Of course to tell the story is not to explain the film- there are a number of interesting things going on here that deserve discussion. The first is the way that Bob as a character operates. Bob is addicted to gambling. He even has a fruit machine in his room at home- just so that he does not have to stop gambling at any moment. What Melville shows is that Bob cannot be defined by his gambling- his ethos is a strict one- he hits Anna, he pushes away pimps and tells Palo that involvement with them will terminate their friendship. Bob's addiction controls him- he cannot think of anything else whilst at the tables with dice and money. He cannot even think about the amount of money that he bets- placing more and more on the table. Rushing from a win on a racehorse to a game of cards- maintaining everywhere a quiet dedication to gambling. This addiction is one to a set of games that he more often than not loses- but it is in the nature of a compulsion, one does not get the sense that he always enjoys it, merely that it is an itch that he has to touch.

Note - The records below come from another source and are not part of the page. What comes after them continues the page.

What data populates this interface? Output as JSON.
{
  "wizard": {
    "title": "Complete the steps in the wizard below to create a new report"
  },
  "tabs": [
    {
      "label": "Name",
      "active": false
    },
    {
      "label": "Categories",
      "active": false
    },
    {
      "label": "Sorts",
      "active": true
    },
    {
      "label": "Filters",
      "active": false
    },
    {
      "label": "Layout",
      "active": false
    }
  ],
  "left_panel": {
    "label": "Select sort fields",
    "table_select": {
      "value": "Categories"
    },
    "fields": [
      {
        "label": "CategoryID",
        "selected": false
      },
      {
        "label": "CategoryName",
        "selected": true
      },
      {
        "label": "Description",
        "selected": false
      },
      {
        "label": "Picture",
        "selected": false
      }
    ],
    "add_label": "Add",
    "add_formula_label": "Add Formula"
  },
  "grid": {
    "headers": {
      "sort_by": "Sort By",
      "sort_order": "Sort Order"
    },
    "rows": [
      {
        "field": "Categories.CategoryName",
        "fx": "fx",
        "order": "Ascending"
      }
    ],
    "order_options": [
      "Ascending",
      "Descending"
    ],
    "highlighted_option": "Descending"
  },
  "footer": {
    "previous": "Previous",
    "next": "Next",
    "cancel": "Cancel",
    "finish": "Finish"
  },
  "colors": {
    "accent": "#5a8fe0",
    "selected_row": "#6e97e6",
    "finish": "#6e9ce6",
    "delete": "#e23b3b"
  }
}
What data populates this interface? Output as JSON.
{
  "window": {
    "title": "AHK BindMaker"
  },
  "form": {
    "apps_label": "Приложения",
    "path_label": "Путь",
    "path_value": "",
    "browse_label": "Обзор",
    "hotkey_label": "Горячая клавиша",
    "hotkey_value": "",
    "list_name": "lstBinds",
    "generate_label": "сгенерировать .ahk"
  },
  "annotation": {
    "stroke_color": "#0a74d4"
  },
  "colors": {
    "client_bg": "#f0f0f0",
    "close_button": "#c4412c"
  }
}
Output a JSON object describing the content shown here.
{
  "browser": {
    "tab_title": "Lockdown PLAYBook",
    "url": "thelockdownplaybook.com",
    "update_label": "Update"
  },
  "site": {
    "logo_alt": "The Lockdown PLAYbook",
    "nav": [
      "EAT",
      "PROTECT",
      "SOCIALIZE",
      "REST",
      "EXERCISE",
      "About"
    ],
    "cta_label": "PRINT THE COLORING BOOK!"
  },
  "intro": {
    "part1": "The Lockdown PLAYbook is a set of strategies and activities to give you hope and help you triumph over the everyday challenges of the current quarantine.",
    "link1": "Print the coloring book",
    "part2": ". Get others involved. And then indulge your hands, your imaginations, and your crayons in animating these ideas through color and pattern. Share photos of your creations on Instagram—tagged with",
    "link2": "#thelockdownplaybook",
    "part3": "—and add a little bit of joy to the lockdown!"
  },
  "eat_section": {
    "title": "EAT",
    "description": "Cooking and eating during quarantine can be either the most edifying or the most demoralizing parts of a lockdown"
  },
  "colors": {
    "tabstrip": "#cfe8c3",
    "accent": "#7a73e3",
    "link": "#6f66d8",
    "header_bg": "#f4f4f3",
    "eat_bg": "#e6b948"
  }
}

Bob of course has comrades. Men he has known for years including a police inspector- who accept him with a fatalism. Bob is a gambler- that is what he does. Perhaps his principle companion is Palo. Palo is an interesting character- a ladies' man, charming, smooth and stupid. Too stupid not to tell his girlfriend Anna of what the men might be about to do. Bob has been imprisoned- he was imprisoned for 20 years by the French state- Palo though has not and whereas Bob stays away from pimps and the like, Palo consorts with them. Bob's code is something that he tries to pass on to Palo- tries to get him to see. In many ways one senses that Bob is what Palo might become- Palo is what Bob was. In a sense there is a touching relationship between them that resembles one between a father and son. But Palo is not alone- there is the police inspector who sees Bob as an old friend and companion and tries to warn him that the police are on his tail, there are a multitude of old friends who share a certain sense of morality as well as a desire to gamble. There is Mark, who Bob despises for being a pimp and then there is Anna.

If Bob is a gambler with a compulsive itch, then Anna is a different kind of character. Played by Isabelle Corey (who was 15 when she starred in the film), she projects an amazing sensuality. She is flirtatiously waiting for a 'sugar daddy' to make her fortune. She has an innocent carnality and is willing to fall into bed with any man who will offer her something in return. Her carnality is innocent though- for though she knows corruption, she seems unaffected by corruption. There is a hint of amusement lurking in her eyes- a girlish laugh about and with the world that she inhabits in. She knows what men are- thinks that Palo when he talks of a robbery must be exaggerating to get her into bed and only later realises that she has given vital information away. What Bob spots about her and what we I think are meant to spot is that Anna stands on the brink of becoming a gangster's moll- she stands on the brink of disaster. Like Palo she may be dragged into this seedy world. Bob's protection is ineffective: like Palo (and like Bob before them both) Anna does not care enough for the future to sacrifice the present. She goes through life in cheerful resignation to reality.

The world of the cafes and the bars- the dice and the games- reminds us that life is a gamble. Every character here has staked his or her life on a turn of the dice. Ultimately this is what makes the film into something of a noir- the fatalistic mood reminds you of great American films of the 1940s. But in Bob it is extended to the old and the female- consequently it is extended into the family: Bob, Palo and Anna constitute a kind of family unit and what you see is the older member of the family warning the younger about the path that they are about to take, warning them that the gamble always beats the gambler. Bob the Gambler is the best person to talk about this: and even as he keeps gambling so he instructs others to keep away- but even as they keep living they keep gambling.